hagad 1comm. a soft broom, usually made of palm fronds. Em alan nan hagad ta munhagad ka. Go and get the broom and sweep. Gimmatangak hi duwan hagad handih Sabado. I bought two brooms last Saturday. (sem. domains: 6.7 - Tool.) 2trans. to sweep away something; to sweep a particular area. Adim hagadon tun papel. Don’t sweep away this paper. Hagadan yu tun dulung. Sweep this floor. Ihigid mu tudan papel. Sweep away these papers. ‑on/‑in‑, ‑an/‑in‑ ‑an, i‑/iN‑. (sem. domains: 5 - Daily life.) 3intrans. to sweep. Eka munhagad te mungngalini. You go and sweep because it’s very dusty. muN‑/nuN‑.
hagaga₁ comm. crab grass species. [The grass grows only on wet land. Although the roots spread more widely than the balili variety, it is easier to uproot. The grass has no useful function.] Kabinaggut di hagaga mu hay balili. The hagaga-crab-grass is easier to uproot than the balili. Digitaria sanguinalis Sim: balili, ap-apid. (sem. domains: 1.5.3 - Grass, herb, vine.)
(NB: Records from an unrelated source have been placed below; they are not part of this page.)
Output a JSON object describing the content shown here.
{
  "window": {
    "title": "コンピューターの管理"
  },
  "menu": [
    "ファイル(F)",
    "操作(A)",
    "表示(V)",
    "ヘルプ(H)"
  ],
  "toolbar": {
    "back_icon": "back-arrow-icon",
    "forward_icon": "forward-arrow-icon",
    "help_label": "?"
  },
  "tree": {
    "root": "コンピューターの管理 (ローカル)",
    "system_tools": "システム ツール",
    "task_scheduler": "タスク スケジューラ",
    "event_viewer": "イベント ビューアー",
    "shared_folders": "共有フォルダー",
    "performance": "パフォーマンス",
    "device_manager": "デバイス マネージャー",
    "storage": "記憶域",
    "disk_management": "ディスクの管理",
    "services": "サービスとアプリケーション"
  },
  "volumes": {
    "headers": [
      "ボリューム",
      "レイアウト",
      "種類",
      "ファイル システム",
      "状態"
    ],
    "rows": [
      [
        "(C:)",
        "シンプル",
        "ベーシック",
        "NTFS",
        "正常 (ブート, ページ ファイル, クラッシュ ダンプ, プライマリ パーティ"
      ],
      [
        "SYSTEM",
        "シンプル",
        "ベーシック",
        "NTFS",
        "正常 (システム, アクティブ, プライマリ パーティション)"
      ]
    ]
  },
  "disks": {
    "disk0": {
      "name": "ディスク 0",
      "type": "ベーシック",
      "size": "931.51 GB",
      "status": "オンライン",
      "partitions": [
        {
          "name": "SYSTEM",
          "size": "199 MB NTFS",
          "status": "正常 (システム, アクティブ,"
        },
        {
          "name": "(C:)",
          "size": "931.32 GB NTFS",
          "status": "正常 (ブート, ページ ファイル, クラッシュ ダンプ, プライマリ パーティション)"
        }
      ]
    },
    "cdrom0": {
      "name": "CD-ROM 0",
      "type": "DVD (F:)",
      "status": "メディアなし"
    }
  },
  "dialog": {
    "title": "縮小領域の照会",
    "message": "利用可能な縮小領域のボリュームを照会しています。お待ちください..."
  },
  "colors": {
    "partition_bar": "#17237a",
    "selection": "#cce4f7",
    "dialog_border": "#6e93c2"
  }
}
hagaga₂ comm. spongy-like wood variety. (sem. domains: 6.2.5.4 - Plant product.)
hagalip v. to toss something; to throw something flat as in throwing a frisbee, saucer or flat stone. Ihaggalip mu nan duyu. You throw the saucer. (sem. domains: 7.3.1.1 - Throw.)
hagamla (sp. var. of haggomla) comm. bird species; like an eagle. (sem. domains: 1.6.1.2 - Bird.)
hagang comm. wooden sash of woven rattan backpack. Attolba nan hagang di pahhiking. The sash of the rattan backpack is of the attolba-wood. wh: pahhiking. (sem. domains: 6.7.7 - Container.)
hageled trans. to drag something or someone. Inhageled na nan golang. He dragged the child. i‑/iN‑. 3F Move something along with oneself. (sem. domains: 7.3.2.8 - Pull.)
hagge 1intrans. to walk with a limp due to an injury to or a defect of a leg or foot. Munhaghaggeyak te nikudliyak. I am limping because I slipped. Dakol day nahpung ya munhagge. Many have a broken arm or leg and are limping. muN‑/nuN‑. 1A Movement with a manner component. (sem. domains: 7.2.1.1 - Walk.) 2advpred. the manner of walking is in view; to limp while walking. Ihaggek an mundallan te mahakit di dapan ku. I am limping as I walk because my soles are painful. i‑/iN‑. Manner.